Data for review

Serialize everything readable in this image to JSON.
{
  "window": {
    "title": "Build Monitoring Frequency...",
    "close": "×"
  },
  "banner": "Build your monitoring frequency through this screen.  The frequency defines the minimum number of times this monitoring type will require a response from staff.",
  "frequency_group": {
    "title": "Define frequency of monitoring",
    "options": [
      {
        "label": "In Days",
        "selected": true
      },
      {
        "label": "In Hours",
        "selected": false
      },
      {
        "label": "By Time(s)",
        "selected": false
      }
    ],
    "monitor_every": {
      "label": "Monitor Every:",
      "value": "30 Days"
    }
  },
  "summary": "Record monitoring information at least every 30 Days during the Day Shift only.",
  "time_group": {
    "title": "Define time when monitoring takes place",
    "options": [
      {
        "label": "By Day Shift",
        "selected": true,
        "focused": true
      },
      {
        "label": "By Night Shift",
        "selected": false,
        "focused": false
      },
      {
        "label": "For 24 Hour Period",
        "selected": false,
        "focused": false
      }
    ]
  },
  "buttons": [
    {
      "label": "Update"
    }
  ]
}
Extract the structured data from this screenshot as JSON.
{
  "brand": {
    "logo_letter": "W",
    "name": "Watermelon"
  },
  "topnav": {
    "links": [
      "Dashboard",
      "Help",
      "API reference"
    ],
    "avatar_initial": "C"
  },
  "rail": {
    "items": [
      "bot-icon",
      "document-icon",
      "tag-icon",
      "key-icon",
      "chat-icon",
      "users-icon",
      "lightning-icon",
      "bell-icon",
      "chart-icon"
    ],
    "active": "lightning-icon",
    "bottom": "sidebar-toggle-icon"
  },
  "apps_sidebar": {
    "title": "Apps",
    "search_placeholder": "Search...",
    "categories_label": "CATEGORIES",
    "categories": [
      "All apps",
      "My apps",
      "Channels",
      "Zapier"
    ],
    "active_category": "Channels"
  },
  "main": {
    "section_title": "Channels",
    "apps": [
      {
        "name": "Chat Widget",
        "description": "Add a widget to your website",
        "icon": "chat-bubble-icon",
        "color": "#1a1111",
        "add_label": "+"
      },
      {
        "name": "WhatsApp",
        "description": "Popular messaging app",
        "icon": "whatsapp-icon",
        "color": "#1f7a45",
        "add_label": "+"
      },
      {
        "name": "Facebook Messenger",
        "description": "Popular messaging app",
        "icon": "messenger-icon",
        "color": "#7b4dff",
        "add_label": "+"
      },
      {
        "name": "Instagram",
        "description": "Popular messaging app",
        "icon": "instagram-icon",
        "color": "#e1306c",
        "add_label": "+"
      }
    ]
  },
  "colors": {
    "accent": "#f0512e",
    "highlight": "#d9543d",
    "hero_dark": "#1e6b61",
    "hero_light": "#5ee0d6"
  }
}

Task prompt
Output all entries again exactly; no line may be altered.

Response to this task
Serialize everything readable in this image to JSON.
{
  "window": {
    "title": "Build Monitoring Frequency...",
    "close": "×"
  },
  "banner": "Build your monitoring frequency through this screen.  The frequency defines the minimum number of times this monitoring type will require a response from staff.",
  "frequency_group": {
    "title": "Define frequency of monitoring",
    "options": [
      {
        "label": "In Days",
        "selected": true
      },
      {
        "label": "In Hours",
        "selected": false
      },
      {
        "label": "By Time(s)",
        "selected": false
      }
    ],
    "monitor_every": {
      "label": "Monitor Every:",
      "value": "30 Days"
    }
  },
  "summary": "Record monitoring information at least every 30 Days during the Day Shift only.",
  "time_group": {
    "title": "Define time when monitoring takes place",
    "options": [
      {
        "label": "By Day Shift",
        "selected": true,
        "focused": true
      },
      {
        "label": "By Night Shift",
        "selected": false,
        "focused": false
      },
      {
        "label": "For 24 Hour Period",
        "selected": false,
        "focused": false
      }
    ]
  },
  "buttons": [
    {
      "label": "Update"
    }
  ]
}
Extract the structured data from this screenshot as JSON.
{
  "brand": {
    "logo_letter": "W",
    "name": "Watermelon"
  },
  "topnav": {
    "links": [
      "Dashboard",
      "Help",
      "API reference"
    ],
    "avatar_initial": "C"
  },
  "rail": {
    "items": [
      "bot-icon",
      "document-icon",
      "tag-icon",
      "key-icon",
      "chat-icon",
      "users-icon",
      "lightning-icon",
      "bell-icon",
      "chart-icon"
    ],
    "active": "lightning-icon",
    "bottom": "sidebar-toggle-icon"
  },
  "apps_sidebar": {
    "title": "Apps",
    "search_placeholder": "Search...",
    "categories_label": "CATEGORIES",
    "categories": [
      "All apps",
      "My apps",
      "Channels",
      "Zapier"
    ],
    "active_category": "Channels"
  },
  "main": {
    "section_title": "Channels",
    "apps": [
      {
        "name": "Chat Widget",
        "description": "Add a widget to your website",
        "icon": "chat-bubble-icon",
        "color": "#1a1111",
        "add_label": "+"
      },
      {
        "name": "WhatsApp",
        "description": "Popular messaging app",
        "icon": "whatsapp-icon",
        "color": "#1f7a45",
        "add_label": "+"
      },
      {
        "name": "Facebook Messenger",
        "description": "Popular messaging app",
        "icon": "messenger-icon",
        "color": "#7b4dff",
        "add_label": "+"
      },
      {
        "name": "Instagram",
        "description": "Popular messaging app",
        "icon": "instagram-icon",
        "color": "#e1306c",
        "add_label": "+"
      }
    ]
  },
  "colors": {
    "accent": "#f0512e",
    "highlight": "#d9543d",
    "hero_dark": "#1e6b61",
    "hero_light": "#5ee0d6"
  }
}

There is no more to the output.